See also J. Jenks, The Country Year (London: SPCK, 1946); idem.
J. Jenks, British Agriculture and International Trade (London: Council for the Church and Countryside, 1948); idem.
J. Jenks, The Stuff Man’s Made Of: The Positive Approach to Health through Nutrition (London: Faber and Faber, 1959) by which point the stress was much more firmly ‘ecological’.
G. T. Wrench, Reconstruction By Way of the Soil (London: Faber and Faber, 1946), p. 85.
See J. E. Tunbridge and G. J. Ashworth, Dissonant Heritage: the Management of the Past as a Resource in Conflict (Chichester: John Wiley, 1996);
B. Graham, G. J. Ashworth and J. E. Tunbridge, A Geography of Heritage: Power, Culture and Economy (London: Arnold, 2000);
and the essays in B. Graham, ed., Modern Europe: Place, Culture, Identity (London: Arnold, 1998). The countryside is always under threat because, of course, the England that is portrayed in magazines such as This England ‘is not a country that really exists or ever existed except in literature.’
S. Silver, ‘That England’, Searchlight, 305 (November 2000) 20.
See also Raymond Williams’ classic study The Country and the City (London: Chatto & Windus, 1973).
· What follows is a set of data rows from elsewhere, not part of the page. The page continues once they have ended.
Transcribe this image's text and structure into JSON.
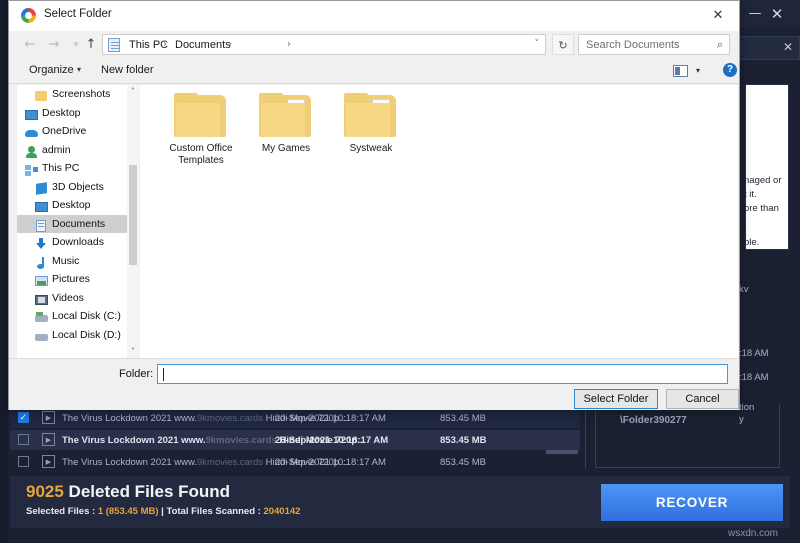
{
  "app": {
    "titlebar": {
      "minimize": "—",
      "close": "✕",
      "sub_close": "✕"
    },
    "tip_lines": [
      "naged or",
      "t it.",
      "ore than",
      ".",
      "ble."
    ],
    "right_fragments": [
      "kv",
      ":18 AM",
      ":18 AM",
      "tion",
      "y"
    ],
    "list": {
      "location_header": "tion",
      "location_value": "\\Folder390277",
      "rows": [
        {
          "checked": true,
          "name_prefix": "The Virus Lockdown 2021 www.",
          "name_dim": "9kmovies.cards",
          "name_suffix": " Hindi Movie 720p...",
          "date": "20-Sep-2021 10:18:17 AM",
          "size": "853.45 MB"
        },
        {
          "checked": false,
          "name_prefix": "The Virus Lockdown 2021 www.",
          "name_dim": "9kmovies.cards",
          "name_suffix": " Hindi Movie 720p...",
          "date": "20-Sep-2021 10:18:17 AM",
          "size": "853.45 MB"
        },
        {
          "checked": false,
          "name_prefix": "The Virus Lockdown 2021 www.",
          "name_dim": "9kmovies.cards",
          "name_suffix": " Hindi Movie 720p...",
          "date": "20-Sep-2021 10:18:17 AM",
          "size": "853.45 MB"
        }
      ]
    },
    "footer": {
      "count": "9025",
      "title_rest": " Deleted Files Found",
      "sub_label_1": "Selected Files : ",
      "sub_value_1": "1 (853.45 MB)",
      "sub_sep": " | ",
      "sub_label_2": "Total Files Scanned : ",
      "sub_value_2": "2040142",
      "recover_label": "RECOVER",
      "accent_color": "#e8a33d",
      "button_color": "#2f6fe0"
    },
    "watermark": "wsxdn.com"
  },
  "dialog": {
    "title": "Select Folder",
    "close_label": "✕",
    "nav": {
      "back": "←",
      "forward": "→",
      "recent": "▾",
      "up": "↑",
      "crumb1": "This PC",
      "crumb2": "Documents",
      "sep1": "›",
      "sep2": "›",
      "sep3": "›",
      "address_dropdown": "˅",
      "refresh": "↻"
    },
    "search": {
      "placeholder": "Search Documents",
      "icon": "⌕"
    },
    "toolbar": {
      "organize": "Organize",
      "organize_caret": "▾",
      "new_folder": "New folder",
      "view_caret": "▾",
      "help": "?"
    },
    "sidebar": [
      {
        "label": "Screenshots",
        "icon": "folder",
        "indent": 18,
        "active": false
      },
      {
        "label": "Desktop",
        "icon": "desktop",
        "indent": 8,
        "active": false
      },
      {
        "label": "OneDrive",
        "icon": "cloud",
        "indent": 8,
        "active": false
      },
      {
        "label": "admin",
        "icon": "user",
        "indent": 8,
        "active": false
      },
      {
        "label": "This PC",
        "icon": "pc",
        "indent": 8,
        "active": false
      },
      {
        "label": "3D Objects",
        "icon": "cube",
        "indent": 18,
        "active": false
      },
      {
        "label": "Desktop",
        "icon": "desktop",
        "indent": 18,
        "active": false
      },
      {
        "label": "Documents",
        "icon": "documents",
        "indent": 18,
        "active": true
      },
      {
        "label": "Downloads",
        "icon": "download",
        "indent": 18,
        "active": false
      },
      {
        "label": "Music",
        "icon": "music",
        "indent": 18,
        "active": false
      },
      {
        "label": "Pictures",
        "icon": "pictures",
        "indent": 18,
        "active": false
      },
      {
        "label": "Videos",
        "icon": "videos",
        "indent": 18,
        "active": false
      },
      {
        "label": "Local Disk (C:)",
        "icon": "drive-c",
        "indent": 18,
        "active": false
      },
      {
        "label": "Local Disk (D:)",
        "icon": "drive",
        "indent": 18,
        "active": false
      }
    ],
    "scroll": {
      "up": "˄",
      "down": "˅"
    },
    "folders": [
      {
        "label": "Custom Office Templates",
        "type": "plain"
      },
      {
        "label": "My Games",
        "type": "with-files"
      },
      {
        "label": "Systweak",
        "type": "with-files"
      }
    ],
    "bottom": {
      "folder_label": "Folder:",
      "folder_value": "",
      "select_label": "Select Folder",
      "cancel_label": "Cancel"
    }
  }
}
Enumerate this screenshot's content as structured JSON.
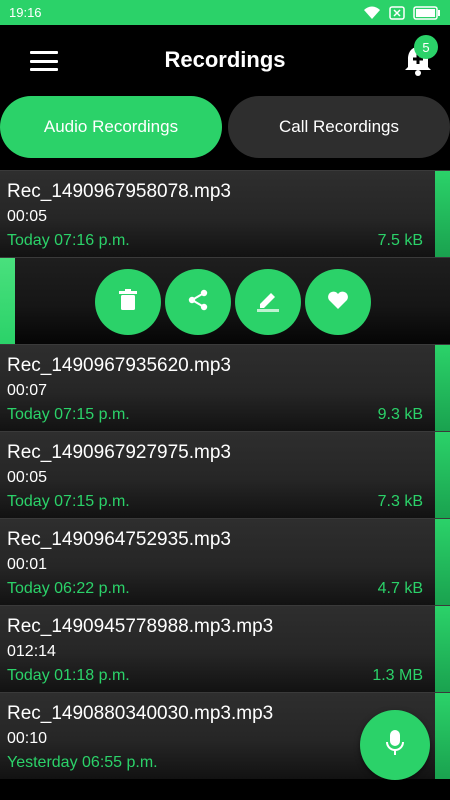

See M. Oelschlaeger, The Idea of Wilderness: From Prehistory to the Age of Ecology (New Haven: Yale University Press, 1991).